Seventhly, the panel raised the interesting subject of the marketing of public sector skills. It said that in areas such as health, education, power generation , and agriculture there are skills and expertise within Australia which have the potential to be marketed overseas. These are the different directions for which I presume Senator Harradine was searching. However, what comes out most clearly from the report is the lack of a long term, external commercial strategy for Australia, a lesson that should be learned from the Government-determined goals of Japan. I gather from the agitation in the chamber that the Senate is very anxious to proceed with the Sex Discrimination Bill. If I might return to the Bill before us and the expanded role that it gives the Government in relation to trade credit, the Minister used a number of times, in his second reading speech, the word 'aggressive'. I think there is a need for Australia to become more aggressive in its export performance. For too long we have followed rather than led. Therefore, I support the extension of favourable credit terms to allow new market opportunities to be seized, rather than simply to combat the competition of others.

With regard to the extension of services that may be otherwise obtainable from the commercial market, I remind the Senate that the support of the Campbell Committee for the Corporation seems to be based largely on the fact that it fills what is at present a market gap. For the Corporation to go further and duplicate services that are offered by the commercial sector would appear to offer nothing further, or better, than currently exists. There are sufficient challenges for the Government in the area of trade development without duplicating what already exists. However, in general I welcome the updating of the Corporation, the recognition by the Government of the importance of an export manufacturing sector and the contribution that it claims to be willing to make towards more aggressive marketing.
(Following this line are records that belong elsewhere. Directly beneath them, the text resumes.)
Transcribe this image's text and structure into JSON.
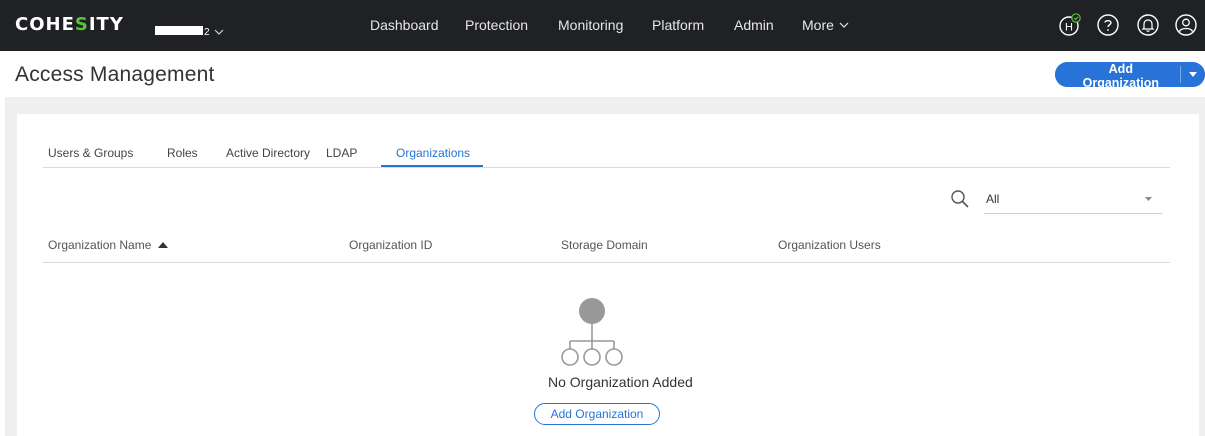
{
  "topbar": {
    "logo_main_1": "COHE",
    "logo_accent": "S",
    "logo_main_2": "ITY",
    "cluster_suffix": "2",
    "nav": [
      "Dashboard",
      "Protection",
      "Monitoring",
      "Platform",
      "Admin",
      "More"
    ],
    "icons": [
      "health-icon",
      "help-icon",
      "notifications-icon",
      "user-profile-icon"
    ],
    "health_badge_label": "H"
  },
  "header": {
    "title": "Access Management",
    "add_button_label": "Add Organization"
  },
  "tabs": [
    "Users & Groups",
    "Roles",
    "Active Directory",
    "LDAP",
    "Organizations"
  ],
  "active_tab": "Organizations",
  "filter": {
    "value": "All"
  },
  "table": {
    "columns": [
      "Organization Name",
      "Organization ID",
      "Storage Domain",
      "Organization Users"
    ],
    "sort_column": "Organization Name",
    "sort_direction": "ascending",
    "rows": []
  },
  "empty_state": {
    "message": "No Organization Added",
    "button_label": "Add Organization"
  },
  "colors": {
    "topbar": "#1f2125",
    "accent": "#2873d7",
    "logo_accent": "#5bc236",
    "content_bg": "#efefef"
  }
}
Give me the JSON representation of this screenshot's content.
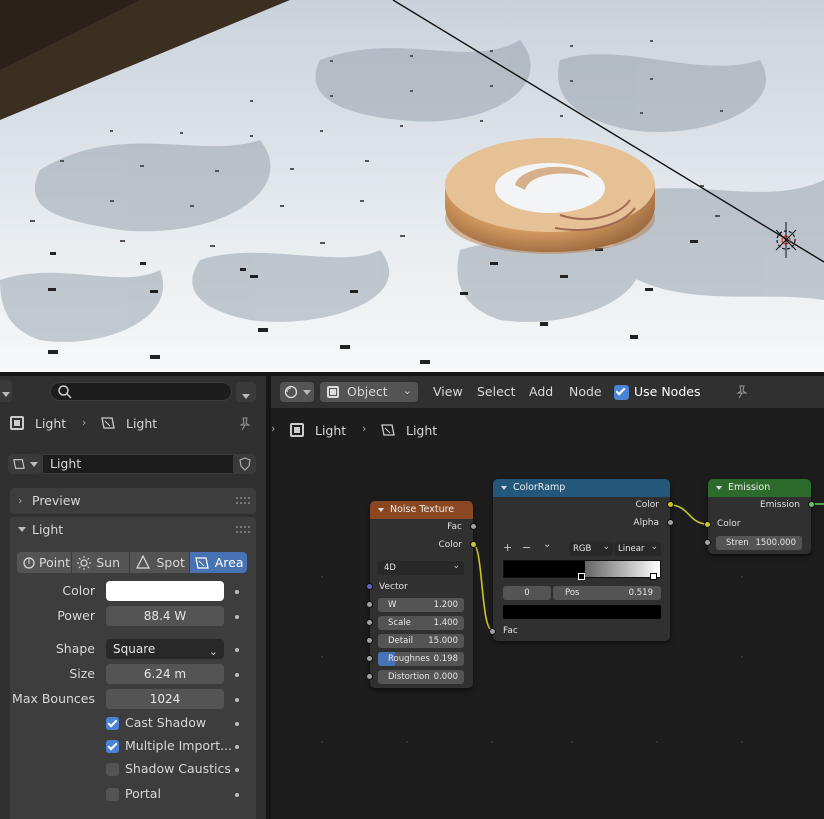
{
  "properties": {
    "search_placeholder": "",
    "breadcrumb": {
      "object": "Light",
      "data": "Light"
    },
    "datablock_name": "Light",
    "preview_header": "Preview",
    "light_header": "Light",
    "light_types": [
      {
        "label": "Point",
        "active": false
      },
      {
        "label": "Sun",
        "active": false
      },
      {
        "label": "Spot",
        "active": false
      },
      {
        "label": "Area",
        "active": true
      }
    ],
    "color_label": "Color",
    "color_value": "#ffffff",
    "power_label": "Power",
    "power_value": "88.4 W",
    "shape_label": "Shape",
    "shape_value": "Square",
    "size_label": "Size",
    "size_value": "6.24 m",
    "max_bounces_label": "Max Bounces",
    "max_bounces_value": "1024",
    "cast_shadow": {
      "label": "Cast Shadow",
      "checked": true
    },
    "multiple_importance": {
      "label": "Multiple Import...",
      "checked": true
    },
    "shadow_caustics": {
      "label": "Shadow Caustics",
      "checked": false
    },
    "portal": {
      "label": "Portal",
      "checked": false
    }
  },
  "node_editor": {
    "header": {
      "object_mode": "Object",
      "menus": [
        "View",
        "Select",
        "Add",
        "Node"
      ],
      "use_nodes_label": "Use Nodes",
      "use_nodes_checked": true
    },
    "breadcrumb": {
      "object": "Light",
      "data": "Light"
    },
    "nodes": {
      "noise": {
        "title": "Noise Texture",
        "header_color": "#8b4721",
        "out_fac": "Fac",
        "out_color": "Color",
        "dimensions": "4D",
        "vector_label": "Vector",
        "fields": [
          {
            "label": "W",
            "value": "1.200"
          },
          {
            "label": "Scale",
            "value": "1.400"
          },
          {
            "label": "Detail",
            "value": "15.000"
          },
          {
            "label": "Roughnes",
            "value": "0.198",
            "fill": 0.198
          },
          {
            "label": "Distortion",
            "value": "0.000"
          }
        ]
      },
      "colorramp": {
        "title": "ColorRamp",
        "header_color": "#24587a",
        "out_color": "Color",
        "out_alpha": "Alpha",
        "add": "+",
        "remove": "−",
        "mode": "RGB",
        "interp": "Linear",
        "index": "0",
        "pos_label": "Pos",
        "pos_value": "0.519",
        "in_fac": "Fac"
      },
      "emission": {
        "title": "Emission",
        "header_color": "#2c6b2c",
        "out_emission": "Emission",
        "in_color": "Color",
        "strength_label": "Stren",
        "strength_value": "1500.000"
      }
    }
  }
}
I trust that it will give further attention to the deficiencies identified by the panel to review the Australian Trade Commissioner Service, and recognise the urgent need for an export policy that is based on the challenges of the future, not of the past.

The PRESIDENT —Before I call Senator Harradine, I draw the attention of Senator Hill to standing order 406.